gera229, feed/spindle speeds really depend on the material you're using, of course, as well as the properties of the bit. You can actually get bits specifically for different materials (plastic for instance) that can make a big difference in your cut properties. Check out the end mills section of the McMaster-Carr catalog for some good explanations of things like the number of flutes, end geometry, up/down cut, etc.
To start off, I'd recommend getting two general-purpose bits: a square end mill and a ball end mill, which you'd use for roughing (ie removing lots of excess material) and finishing (removing small amounts of material & making finer cuts), respectively. Probably two flutes is fine, and as you experiment with new materials you can expand your bit collection. For feed speeds you want to go as fast as you can, but of course it depends how dense your material is, and whether you're roughing or finishing.

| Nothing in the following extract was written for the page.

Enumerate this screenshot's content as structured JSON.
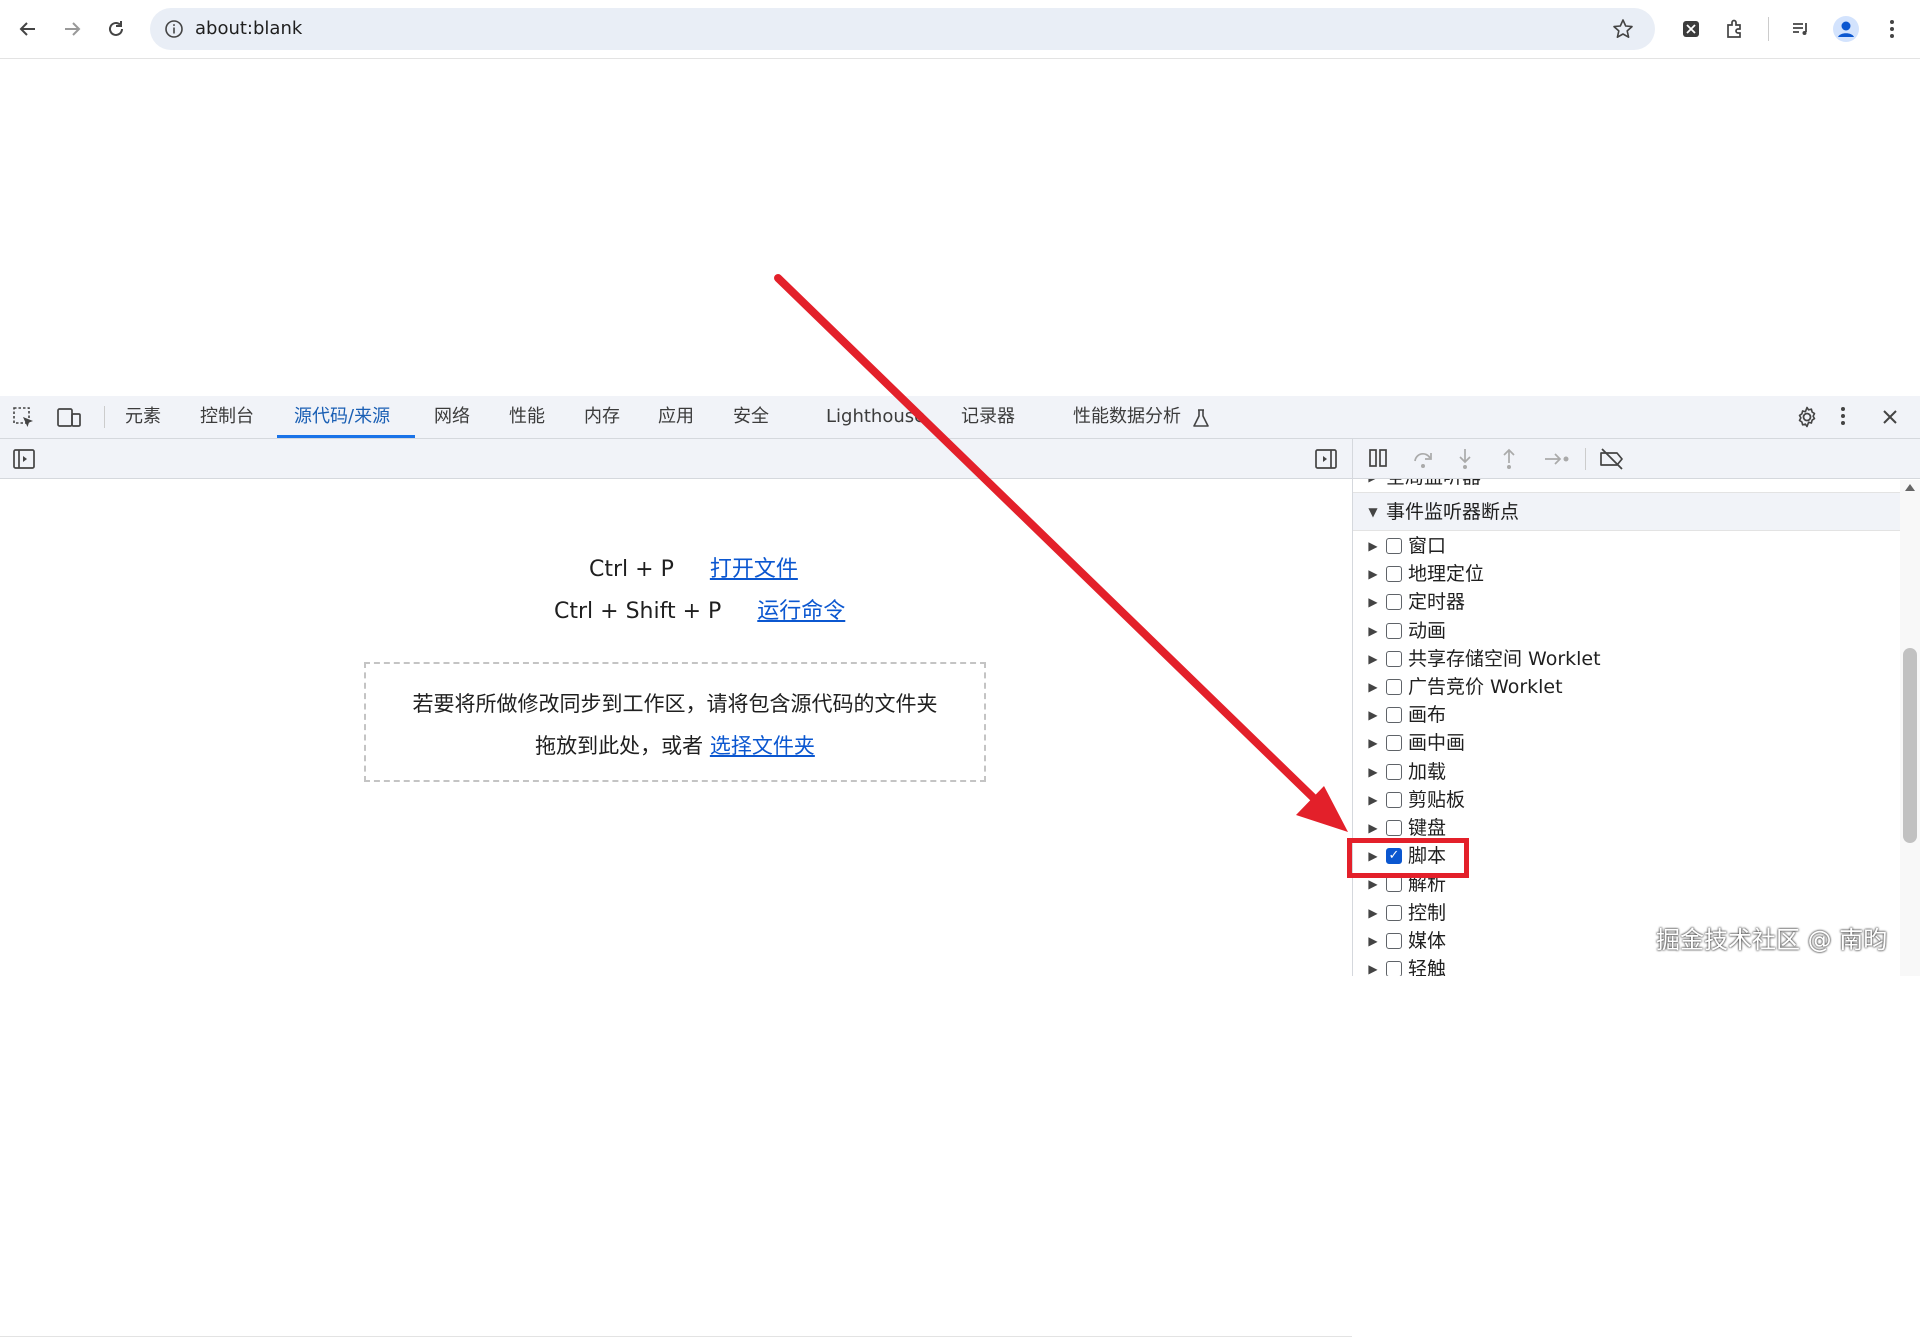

For something very soft like prototyping foam you could feed as fast as 100 inches/minute or more, something like Masonite would be more like 30 inches/minute. For spindle speed you want to stay as low as possible while still removing enough material to make a good cut.

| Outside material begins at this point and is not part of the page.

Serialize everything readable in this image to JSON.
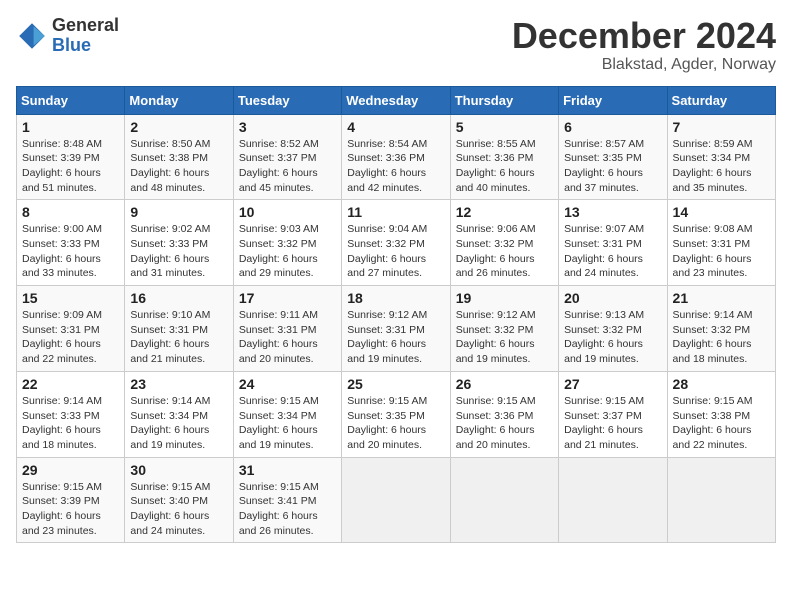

It's usually pretty easy to figure out a good range of feed/spindle settings with a bit of experimentation. When you're cutting, pay attention to the size of the chips/dust being created. You usually want little chips/chunks about a 1/16-1/8" in size for a good roughing cut; if you're getting fine sawdust, the feed speed is too low and/or the spindle speed is too high. This builds up heat & dulls your bit.